Trump Was Right 1.

            “[I]n critical areas, the Biden administration has not made big breaks [from the Trump administration], showing how difficult it is in Washington to chart new courses on foreign policy.”[1]  Nonsense.  It isn’t hard to change course.  Trump broke with the long-established policies without breaking an orange-tinged sweat.  It enraged many people, but their opposition didn’t matter to the president or the people in put in charge of things.  So, if President Biden is following many of President Trump’s policies abroad, it is because people have come to see that Trump was right about many things.  It is hard for most people to come right out and say. 

            Take Europe.  The North Atlantic Treaty Organization (NATO) and the European Union (EU) had grown up in the aftermath of the Second World War and in the specific context of the European front of the Cold War.  NATO had been created to “Keep the Americans in, the Russians out, and the Germans down.”  Twenty years after Western victory in the Cold War, none of these elements appeared to make much sense.  Germany had become the dominant economic power in the EU, but it was deeply committed to de-militarization.  Russia seemed to have become little more than a major petro-state.  The Americans had “interests” all over the world, but their chief interest seemed to be in Asia.  NATO no longer served a purpose. 

As for the EU, it had become the very model of the modern administrative state (of Republican nightmares).  Unable to compete on cutting-edge technologies, the EU has taken to trying to regulate big American tech companies.  If Russia is a petro-state, it is Germany’s petro-state.  All the pipelines from Russia, but especially the most recent one, have been built in defiance of American recommendations.  The shift of power away from elected national governments toward a (German-dominated) bureaucracy has given pause to many newer member states.  The British have already bolted, and the migrant crisis of several years ago has put Poland and Hungary on a collision course with the EU.  Neither France nor Germany wanted Ukraine admitted to either the EU or NATO.  It would anger Russia while increasing the “Eastern” orientation of the EU.[2] 

            There is a difference between allies and free-riders.  Most of NATO, but especially Germany, had become free-riders.  All of this is to say that Trump wasn’t off target in giving Angela Merkel the cold shoulder.  Biden would likely be doing the same if Russia had not invaded Ukraine.[3]  That got the attention of the NATO members, even of Germany.  No free riders in this situation.  However, it appears that it is the EU dissidents Britain and Poland who are making most of the European effort.  France and Germany, not as much as you might have expected.  Will NATO stay revived—and worth an American commitment—after the war ends?    


[1] Edward Wong, “Biden Is Charting a Similar Course to Trump on U.S. Foreign Policy,” NYT, 25 July 2022.  Both the Biden administration and the New York Times are embarrassed by the similarities.  One can read Wong’s article as part of a campaign to rationalize the liberal collapse before Reality. 

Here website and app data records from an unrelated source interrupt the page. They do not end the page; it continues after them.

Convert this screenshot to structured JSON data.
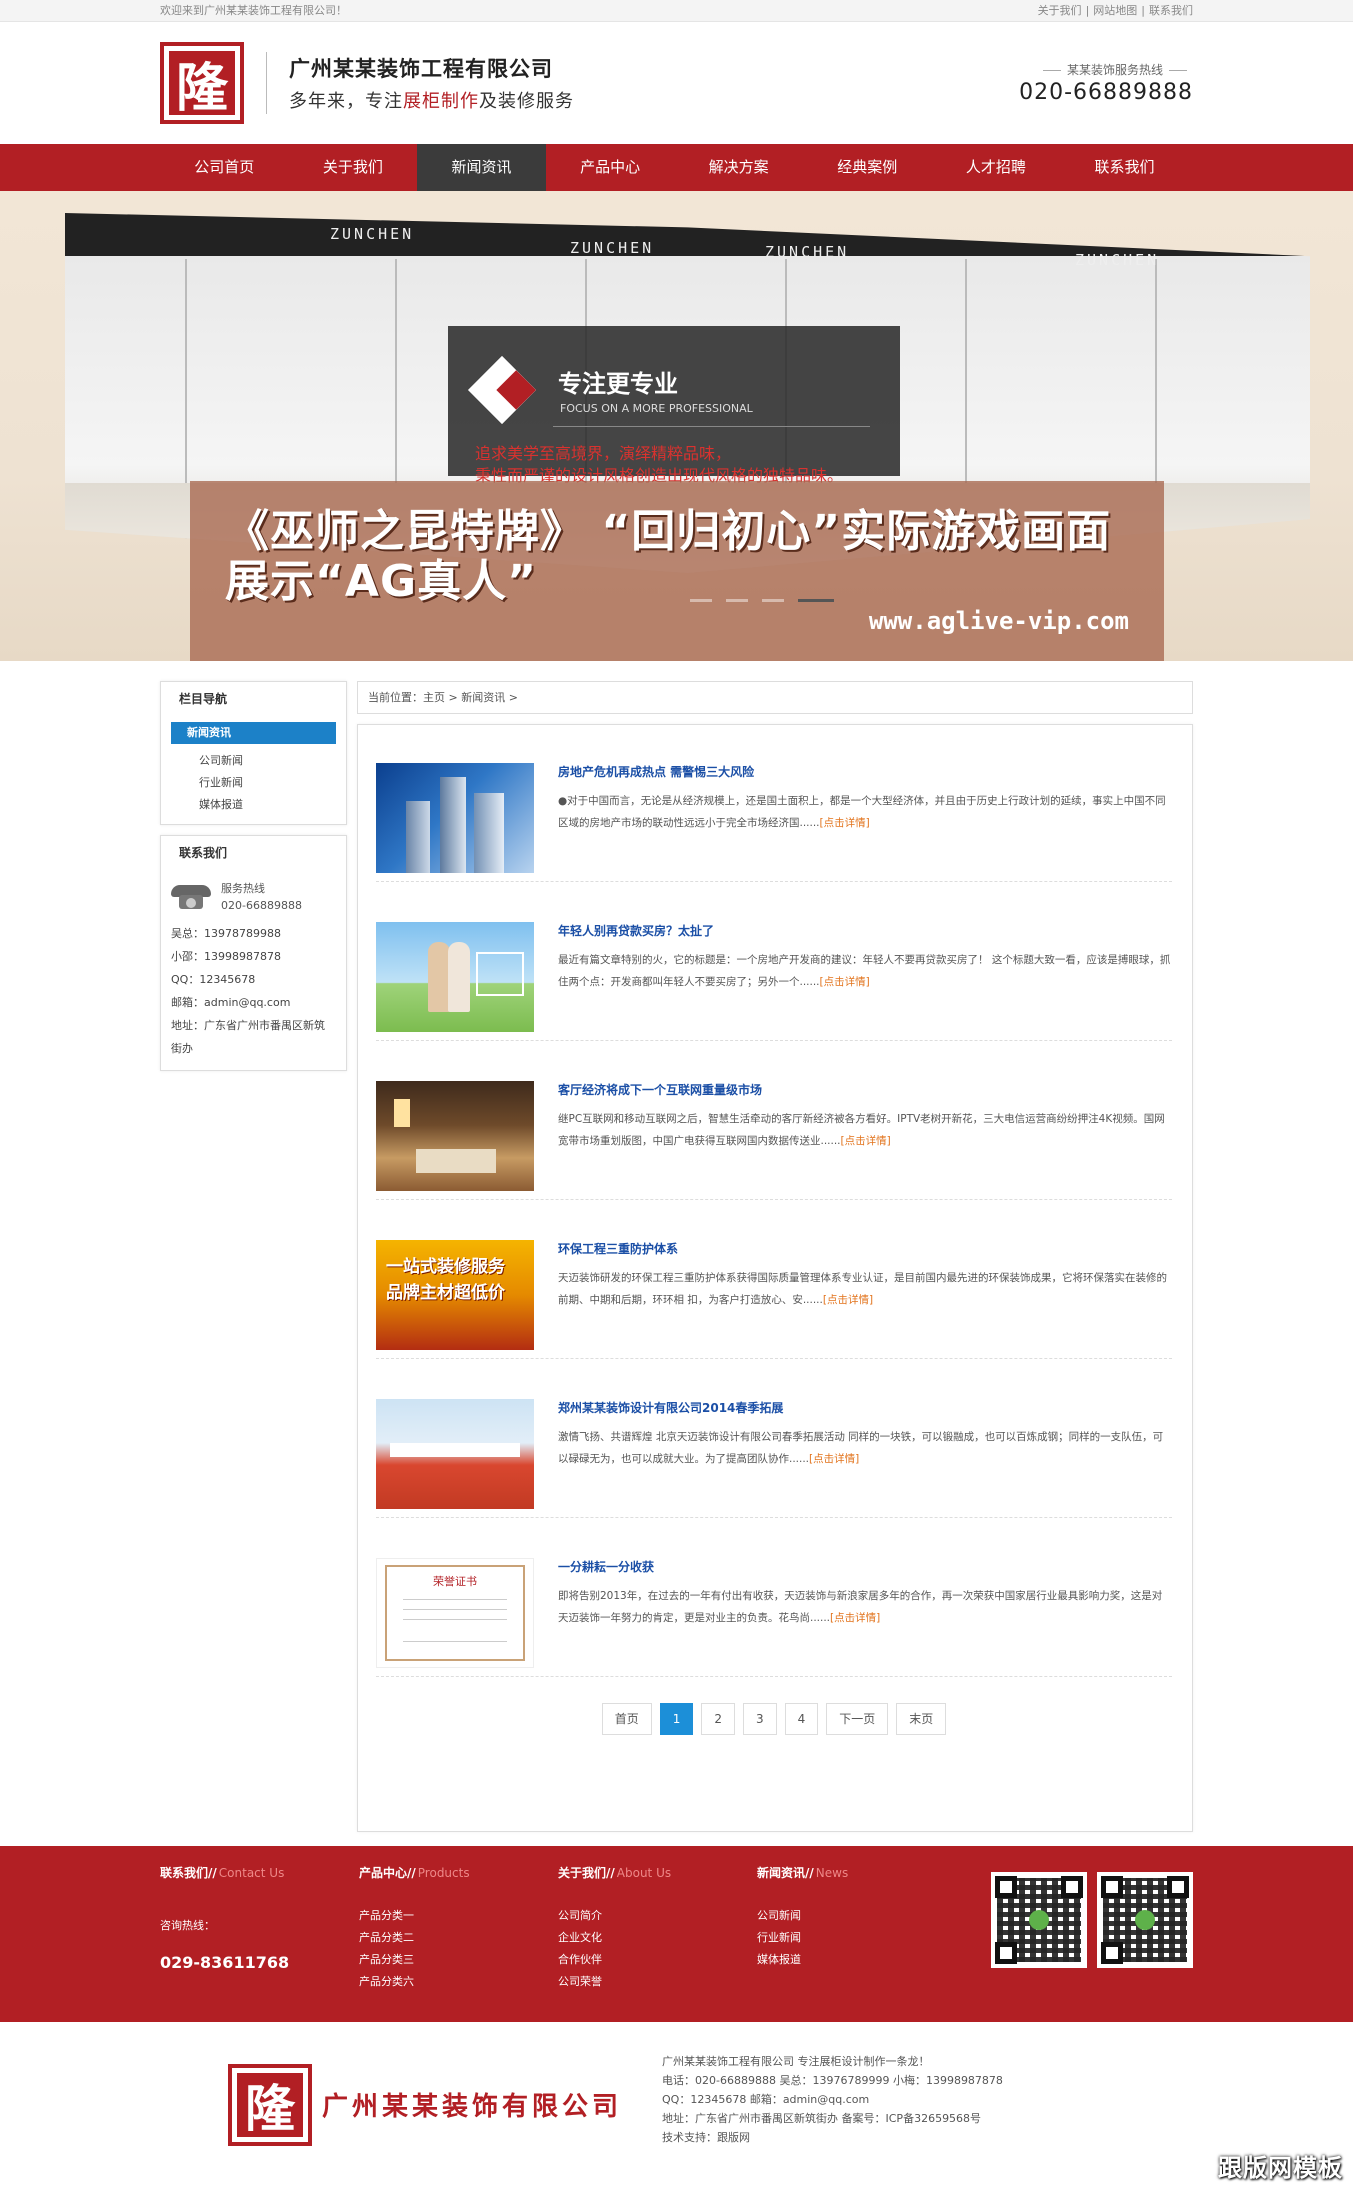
{
  "topbar": {
    "welcome": "欢迎来到广州某某装饰工程有限公司！",
    "links": [
      "关于我们",
      "网站地图",
      "联系我们"
    ]
  },
  "header": {
    "seal_char": "隆",
    "company": "广州某某装饰工程有限公司",
    "slogan_a": "多年来，专注",
    "slogan_hl": "展柜制作",
    "slogan_b": "及装修服务",
    "hotline_label": "某某装饰服务热线",
    "hotline_number": "020-66889888"
  },
  "nav": {
    "items": [
      "公司首页",
      "关于我们",
      "新闻资讯",
      "产品中心",
      "解决方案",
      "经典案例",
      "人才招聘",
      "联系我们"
    ],
    "active_index": 2
  },
  "banner": {
    "brand": "ZUNCHEN",
    "focus_cn": "专注更专业",
    "focus_en": "FOCUS ON A MORE PROFESSIONAL",
    "red_line1": "追求美学至高境界，演绎精粹品味，",
    "red_line2": "秉性而严谨的设计风格创造出现代风格的独特品味。",
    "overlay_line1": "《巫师之昆特牌》 “回归初心”实际游戏画面",
    "overlay_line2": "展示“AG真人”",
    "overlay_url": "www.aglive-vip.com"
  },
  "sidebar": {
    "nav_title": "栏目导航",
    "category": "新闻资讯",
    "subs": [
      "公司新闻",
      "行业新闻",
      "媒体报道"
    ],
    "contact_title": "联系我们",
    "phone_label": "服务热线",
    "phone_number": "020-66889888",
    "lines": [
      "吴总：13978789988",
      "小邵：13998987878",
      "QQ：12345678",
      "邮箱：admin@qq.com",
      "地址：广东省广州市番禺区新筑",
      "街办"
    ]
  },
  "breadcrumb": "当前位置：主页 > 新闻资讯 >",
  "news": [
    {
      "title": "房地产危机再成热点 需警惕三大风险",
      "desc": "●对于中国而言，无论是从经济规模上，还是国土面积上，都是一个大型经济体，并且由于历史上行政计划的延续，事实上中国不同区域的房地产市场的联动性远远小于完全市场经济国......",
      "more": "[点击详情]",
      "thumb": "buildings"
    },
    {
      "title": "年轻人别再贷款买房？太扯了",
      "desc": "最近有篇文章特别的火，它的标题是：一个房地产开发商的建议：年轻人不要再贷款买房了！ 这个标题大致一看，应该是搏眼球，抓住两个点：开发商都叫年轻人不要买房了；另外一个......",
      "more": "[点击详情]",
      "thumb": "couple"
    },
    {
      "title": "客厅经济将成下一个互联网重量级市场",
      "desc": "继PC互联网和移动互联网之后，智慧生活牵动的客厅新经济被各方看好。IPTV老树开新花，三大电信运营商纷纷押注4K视频。国网宽带市场重划版图，中国广电获得互联网国内数据传送业......",
      "more": "[点击详情]",
      "thumb": "livingroom"
    },
    {
      "title": "环保工程三重防护体系",
      "desc": "天迈装饰研发的环保工程三重防护体系获得国际质量管理体系专业认证，是目前国内最先进的环保装饰成果，它将环保落实在装修的前期、中期和后期，环环相 扣，为客户打造放心、安......",
      "more": "[点击详情]",
      "thumb": "ad",
      "thumb_text": "一站式装修服务 品牌主材超低价"
    },
    {
      "title": "郑州某某装饰设计有限公司2014春季拓展",
      "desc": "激情飞扬、共谱辉煌 北京天迈装饰设计有限公司春季拓展活动 同样的一块铁，可以锻融成，也可以百炼成钢；同样的一支队伍，可以碌碌无为，也可以成就大业。为了提高团队协作......",
      "more": "[点击详情]",
      "thumb": "team"
    },
    {
      "title": "一分耕耘一分收获",
      "desc": "即将告别2013年，在过去的一年有付出有收获，天迈装饰与新浪家居多年的合作，再一次荣获中国家居行业最具影响力奖，这是对天迈装饰一年努力的肯定，更是对业主的负责。花鸟尚......",
      "more": "[点击详情]",
      "thumb": "certificate",
      "thumb_text": "荣誉证书"
    }
  ],
  "pager": {
    "first": "首页",
    "pages": [
      "1",
      "2",
      "3",
      "4"
    ],
    "current": "1",
    "next": "下一页",
    "last": "末页"
  },
  "footer": {
    "cols": [
      {
        "title": "联系我们//",
        "en": "Contact Us",
        "hotline_label": "咨询热线：",
        "tel": "029-83611768"
      },
      {
        "title": "产品中心//",
        "en": "Products",
        "items": [
          "产品分类一",
          "产品分类二",
          "产品分类三",
          "产品分类六"
        ]
      },
      {
        "title": "关于我们//",
        "en": "About Us",
        "items": [
          "公司简介",
          "企业文化",
          "合作伙伴",
          "公司荣誉"
        ]
      },
      {
        "title": "新闻资讯//",
        "en": "News",
        "items": [
          "公司新闻",
          "行业新闻",
          "媒体报道"
        ]
      }
    ]
  },
  "bottom": {
    "seal_char": "隆",
    "company_logo_text": "广州某某装饰有限公司",
    "info": [
      "广州某某装饰工程有限公司    专注展柜设计制作一条龙！",
      "电话：020-66889888    吴总：13976789999    小梅：13998987878",
      "QQ：12345678    邮箱：admin@qq.com",
      "地址：广东省广州市番禺区新筑街办    备案号：ICP备32659568号",
      "技术支持：跟版网"
    ],
    "watermark": "跟版网模板"
  },
  "colors": {
    "brand_red": "#b21f24",
    "nav_active": "#3b3b3b",
    "link_blue": "#1b4fa6",
    "more_orange": "#e2731c",
    "pager_blue": "#1c8fd8"
  }
}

[2] This is reminiscent of Bismarck not wanting the German-speakers of the Austro-Hungarian Empire included in a united Germany in 1866-1871.  It would create a rival, Habsburg pole of loyalty when Bismarck wanted the Prussian Hohenzollerns to rule the Empire.  It would greatly increase the number of Catholics inside Germany, when Prussia was overwhelmingly Protestant.  Or See William Walkers hopes of bringing Central American and Caribbean territories into the American union to offset the industrial, abolitionist North. 

[3] Whether Trump would now be doing what Biden is doing in support of Ukraine/opposition to Russia is an open question.